There are several things that can cause speech delays, such as hearing loss, physical problems in the roof of the mouth, learning disabilities, or certain diagnosable conditions like autism spectrum disorder or cerebral palsy.Can a non verbal child understand? ›
However, the term nonverbal isn't completely accurate, since it means “without words.” Even if an autistic person is nonspeaking, they may still use words in other ways (such as in writing). They may also understand the words that are spoken to them or that they overhear.Why do some children not learn to speak? ›
Some children have trouble processing sensory information such as loud noise and jostling from crowds – a condition known as sensory integration dysfunction. This can make them "shut down" and be unable to speak when overwhelmed in a busy environment.What is Hyperlexic? ›
Hyperlexia is advanced and unexpected reading skills and abilities in children way beyond their chronological age. It is a fairly recently named condition (1967) although earlier descriptions of precocious reading do exist.What are the red flags for speech delay? ›
Red flags for a speech or language delay include: No babbling by 9 months. No first words by 15 months. No consistent words by 18 months.Is it normal for a 3 year old not to speak? ›
So if your toddler is 2 or 3 years old and isn't yet talking, it's vital to go ahead and speak with their pediatrician, or with a speech-language pathologist. They will likely recommend a speech evaluation in order to assess your child's current abilities. Early intervention is so important in these situations.Can a child be nonverbal but not autistic? ›

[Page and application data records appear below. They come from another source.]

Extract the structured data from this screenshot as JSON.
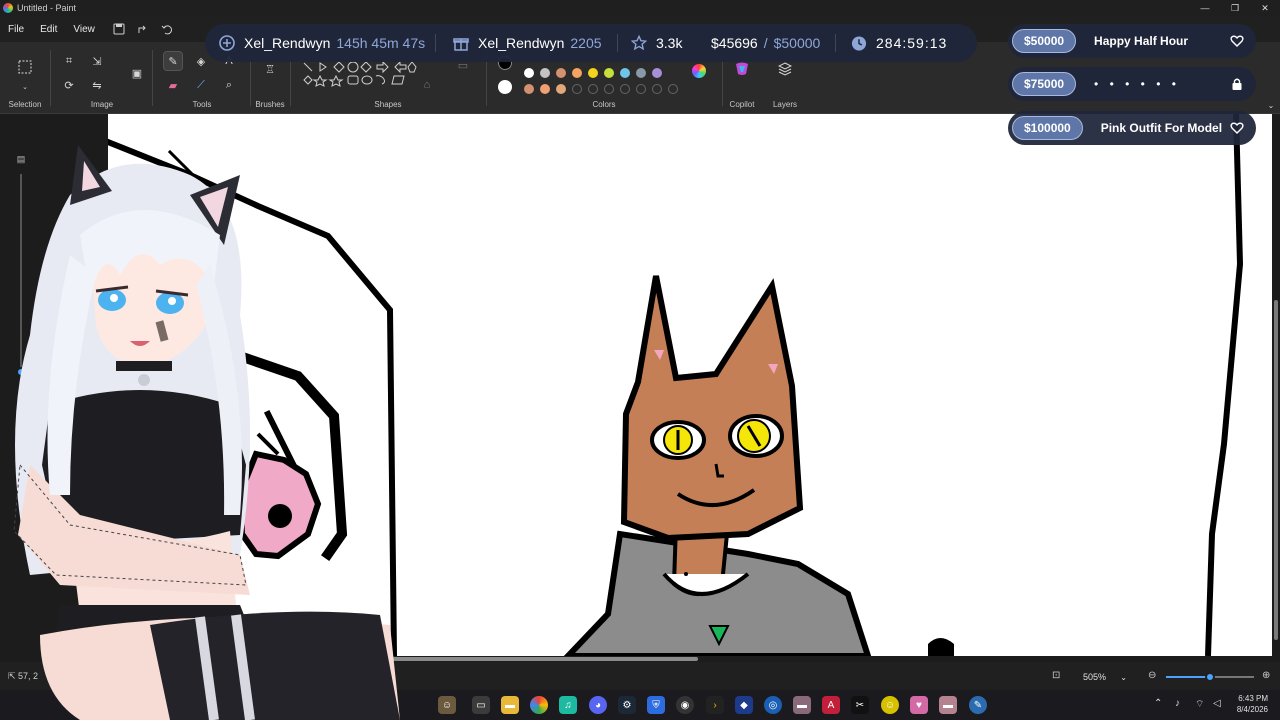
{
  "window": {
    "title": "Untitled - Paint",
    "controls": [
      "—",
      "❐",
      "✕"
    ]
  },
  "menu": {
    "file": "File",
    "edit": "Edit",
    "view": "View"
  },
  "ribbon": {
    "groups": {
      "selection": "Selection",
      "image": "Image",
      "tools": "Tools",
      "brushes": "Brushes",
      "shapes": "Shapes",
      "colors": "Colors",
      "copilot": "Copilot",
      "layers": "Layers"
    },
    "colors": {
      "primary": "#000000",
      "secondary": "#ffffff",
      "palette_row1": [
        "#ffffff",
        "#c3c3c3",
        "#d4916f",
        "#f4a460",
        "#f5d31c",
        "#c6e03a",
        "#70c4e8",
        "#8899aa",
        "#a88fd9"
      ],
      "palette_row2": [
        "#d4916f",
        "#f0a070",
        "#e3a77a"
      ]
    }
  },
  "status": {
    "cursor_position": "57, 2",
    "zoom_label": "505%",
    "zoom_fraction": 0.5
  },
  "taskbar": {
    "time": "6:43 PM",
    "date": "8/4/2026"
  },
  "overlay": {
    "stats": {
      "follower_name": "Xel_Rendwyn",
      "follower_time": "145h 45m 47s",
      "gift_name": "Xel_Rendwyn",
      "gift_count": "2205",
      "stars": "3.3k",
      "money_raised": "$45696",
      "money_divider": "/",
      "money_goal": "$50000",
      "timer": "284:59:13"
    },
    "goals": [
      {
        "amount": "$50000",
        "label": "Happy Half Hour",
        "icon": "heart-icon"
      },
      {
        "amount": "$75000",
        "label": "• • • • • •",
        "icon": "lock-icon"
      },
      {
        "amount": "$100000",
        "label": "Pink Outfit For Model",
        "icon": "heart-icon"
      }
    ]
  }
}
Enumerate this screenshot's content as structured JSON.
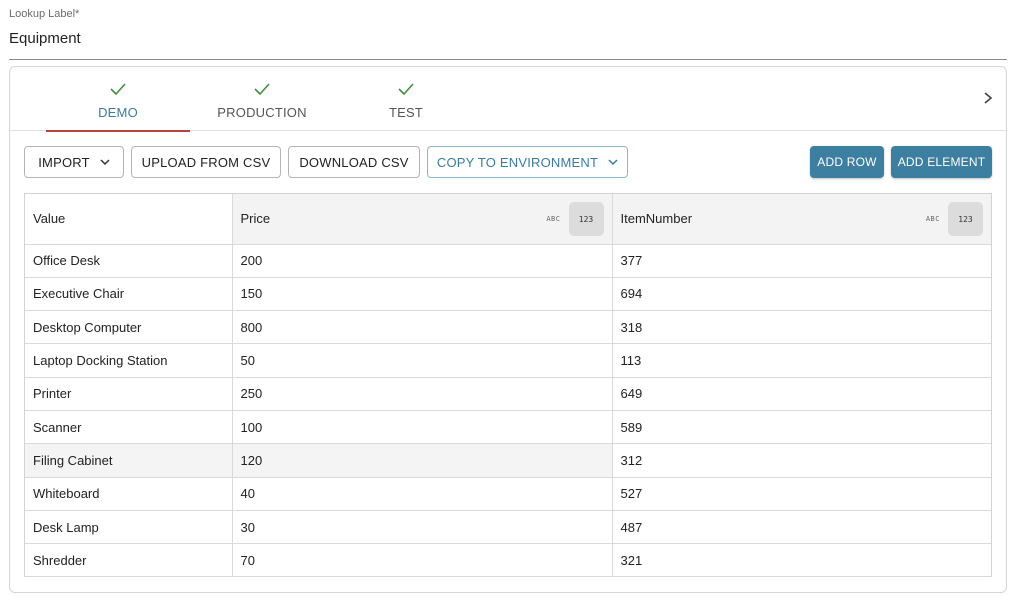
{
  "lookup": {
    "caption": "Lookup Label*",
    "value": "Equipment"
  },
  "tabs": [
    {
      "label": "DEMO",
      "icon": "check-icon",
      "active": true
    },
    {
      "label": "PRODUCTION",
      "icon": "check-icon",
      "active": false
    },
    {
      "label": "TEST",
      "icon": "check-icon",
      "active": false
    }
  ],
  "toolbar": {
    "import_label": "IMPORT",
    "upload_label": "UPLOAD FROM CSV",
    "download_label": "DOWNLOAD CSV",
    "copy_label": "COPY TO ENVIRONMENT",
    "add_row_label": "ADD ROW",
    "add_element_label": "ADD ELEMENT"
  },
  "colors": {
    "accent": "#3d7fa0",
    "active_tab_underline": "#b94141",
    "check": "#3f8f3f"
  },
  "table": {
    "columns": [
      {
        "label": "Value"
      },
      {
        "label": "Price",
        "type_abc": "ABC",
        "type_num": "123"
      },
      {
        "label": "ItemNumber",
        "type_abc": "ABC",
        "type_num": "123"
      }
    ],
    "rows": [
      [
        "Office Desk",
        "200",
        "377"
      ],
      [
        "Executive Chair",
        "150",
        "694"
      ],
      [
        "Desktop Computer",
        "800",
        "318"
      ],
      [
        "Laptop Docking Station",
        "50",
        "113"
      ],
      [
        "Printer",
        "250",
        "649"
      ],
      [
        "Scanner",
        "100",
        "589"
      ],
      [
        "Filing Cabinet",
        "120",
        "312"
      ],
      [
        "Whiteboard",
        "40",
        "527"
      ],
      [
        "Desk Lamp",
        "30",
        "487"
      ],
      [
        "Shredder",
        "70",
        "321"
      ]
    ]
  }
}
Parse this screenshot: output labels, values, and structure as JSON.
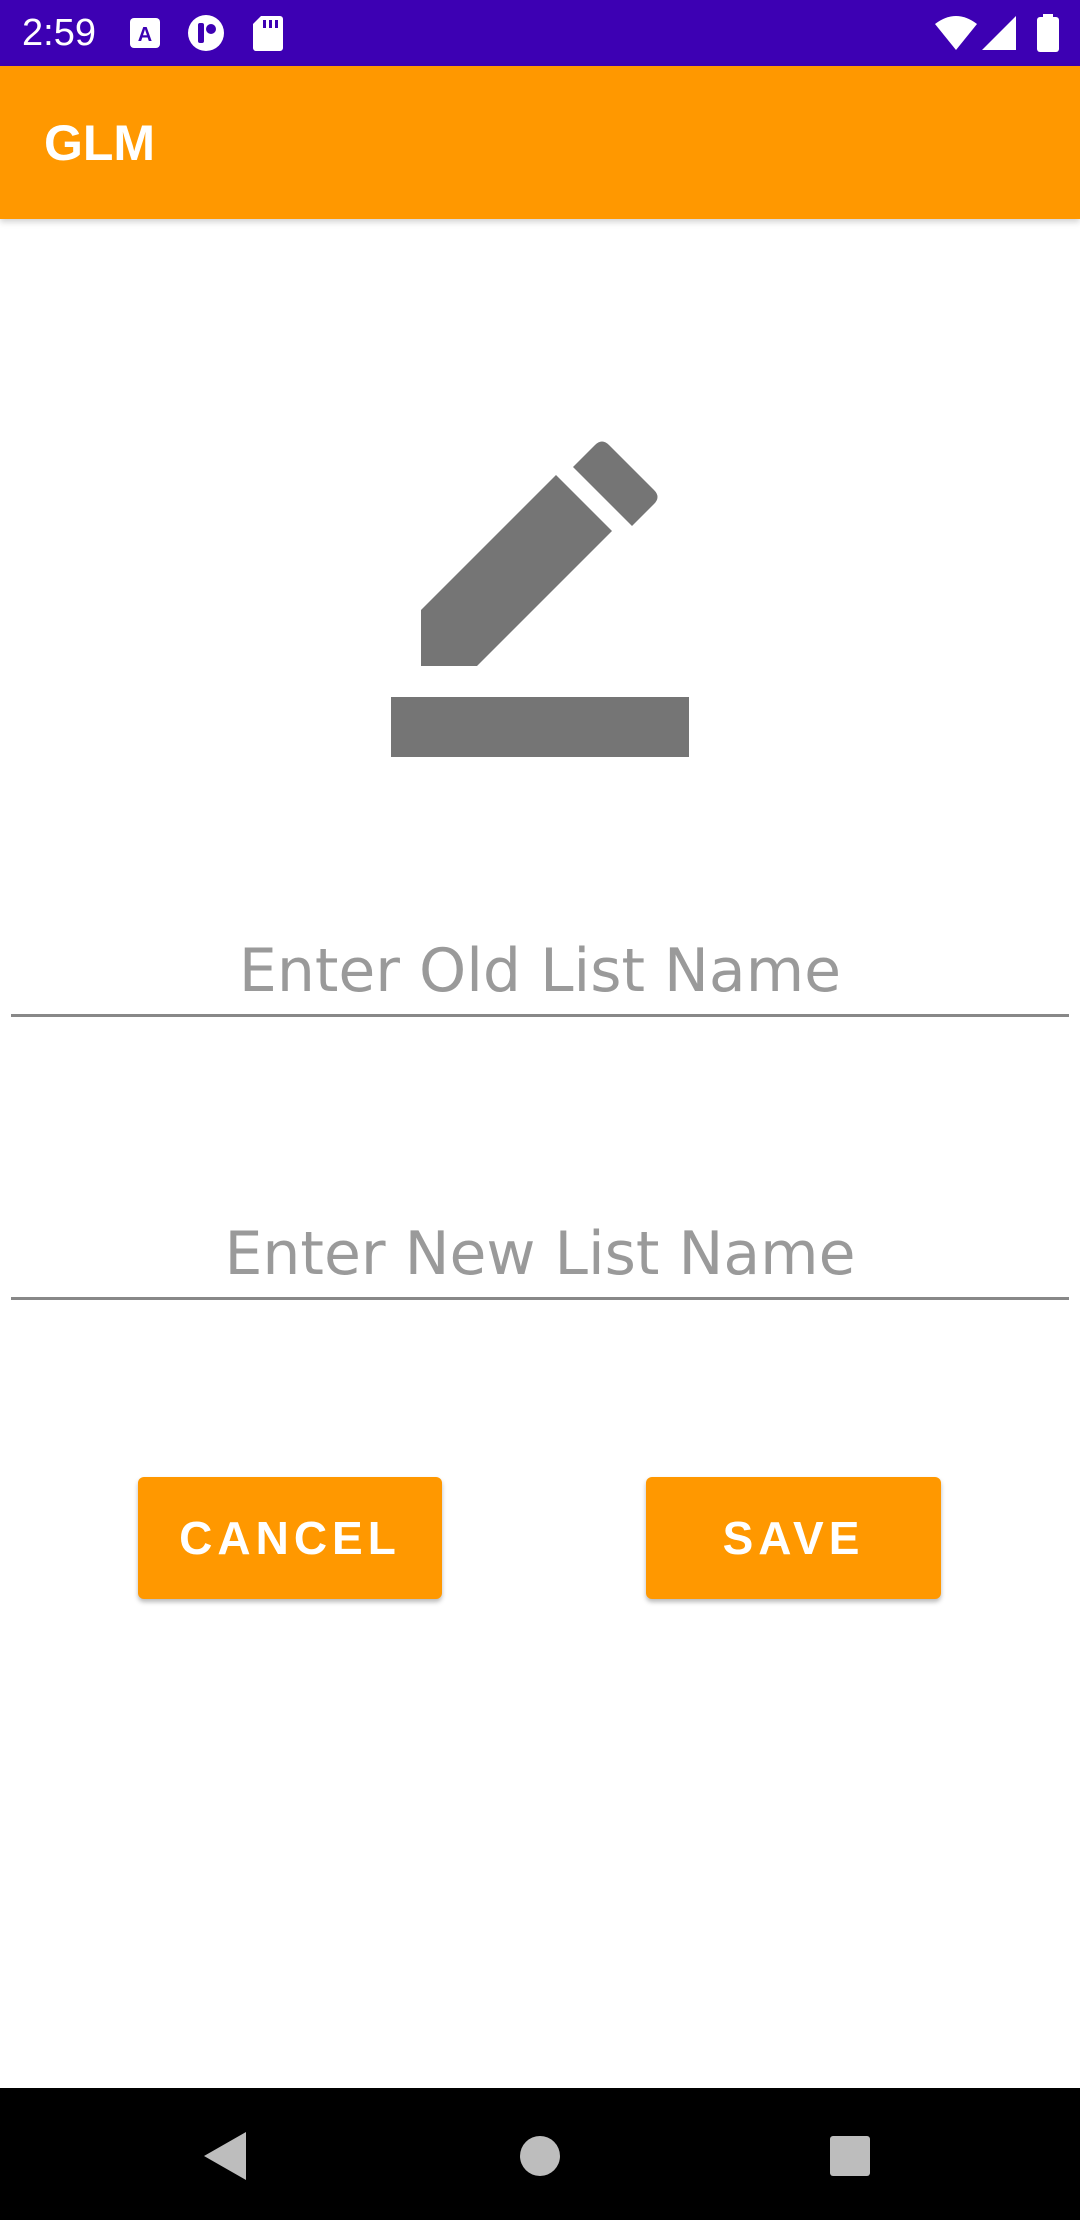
{
  "status_bar": {
    "time": "2:59",
    "background": "#3d00b3",
    "icons": [
      "a11y-icon",
      "pocket-icon",
      "sd-card-icon",
      "wifi-icon",
      "signal-icon",
      "battery-icon"
    ]
  },
  "app_bar": {
    "title": "GLM",
    "background": "#ff9800"
  },
  "hero_icon": "edit-pencil-icon",
  "form": {
    "old_name": {
      "value": "",
      "placeholder": "Enter Old List Name"
    },
    "new_name": {
      "value": "",
      "placeholder": "Enter New List Name"
    }
  },
  "actions": {
    "cancel_label": "CANCEL",
    "save_label": "SAVE",
    "accent": "#ff9800"
  },
  "nav_bar": {
    "buttons": [
      "back-icon",
      "home-icon",
      "recents-icon"
    ]
  }
}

When people hear that a child is nonverbal, they often think of autism (ASD). While some individuals with ASD are nonverbal, there are a variety of other conditions that cause a child to be nonverbal, pre-verbal, or have emerging or delayed verbal skills, either short-term or long-term.How do I teach my nonverbal toddler to talk? ›

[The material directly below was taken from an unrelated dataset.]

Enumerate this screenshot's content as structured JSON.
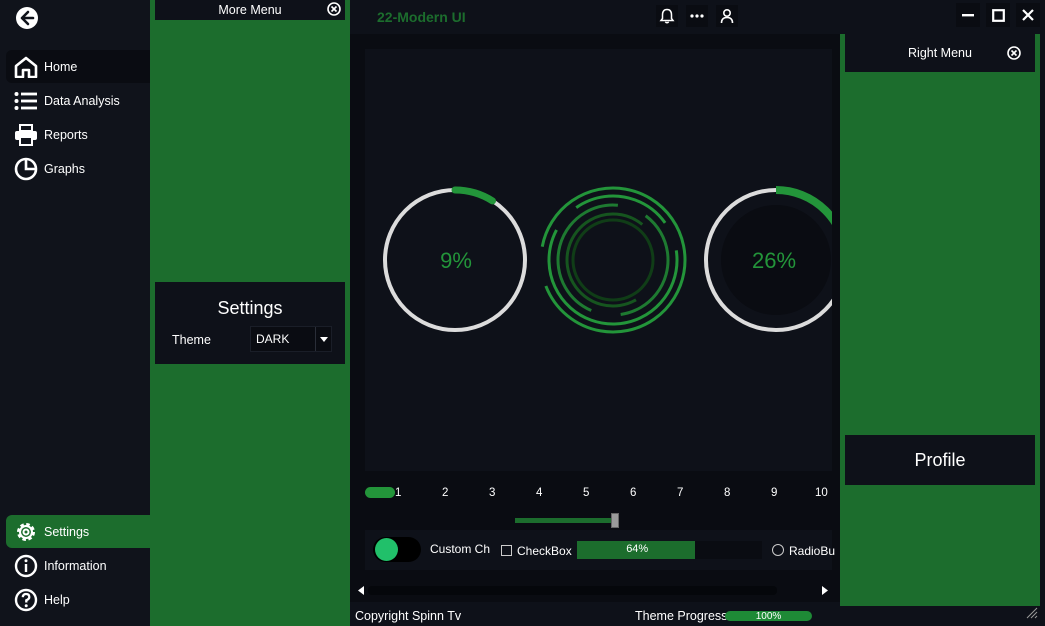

Focus on nonverbal communication.
Use both your body and your voice when communicating – for example, by extending your hand to point when you say “look” and nodding your head when you say “yes.” Use gestures that are easy for your child to imitate. Examples include clapping, opening hands, reaching out arms, etc.
Nonverbal autism tends to occur in what's known as severe autism, or level 3 autism. In some cases, a child will eventually learn to speak. For those who don't, new approaches and technologies are making it possible for kids with autism to communicate in other ways.How do you teach a stubborn toddler to talk? ›
Recite nursery rhymes and sing songs. Play rhymes, stories and songs in the car. Copy your child's attempts at words to encourage two-way conversation. Also build on your child's words – for example, when your toddler says 'train', you can say, 'Yes, it's a big red train'.
What causes language delay in toddlers? ›
A delay in speech development may be a symptom of many disorders, including mental retardation, hearing loss, an expressive language disorder, psychosocial deprivation, autism, elective mutism, receptive aphasia and cerebral palsy. Speech delay may be secondary to maturation delay or bilingualism.What is the most common reason for speech delay? ›
The most common causes of speech delay include: Hearing loss. Slow development. Intellectual disability.What is Einstein syndrome? ›
Einstein syndrome is a condition where a child experiences late onset of language, or a late language emergence, but demonstrates giftedness in other areas of analytical thinking. A child with Einstein syndrome eventually speaks with no issues, but remains ahead of the curve in other areas.What is pre verbal autism? ›
We say that they do not yet have communicative intent. A pre-verbal child may communicate intentionally, but does not yet use words (or symbols) to communicate. We are usually referring to children who have learned that the key to communication is getting a message across to someone else.What is verbal dyslexia? ›
People with dyslexia may say a wrong word that sounds similar to the right one (like extinct instead of distinct). Or they may talk around it using vague words like thing or stuff. This kind of mental hiccup can happen when they're writing too.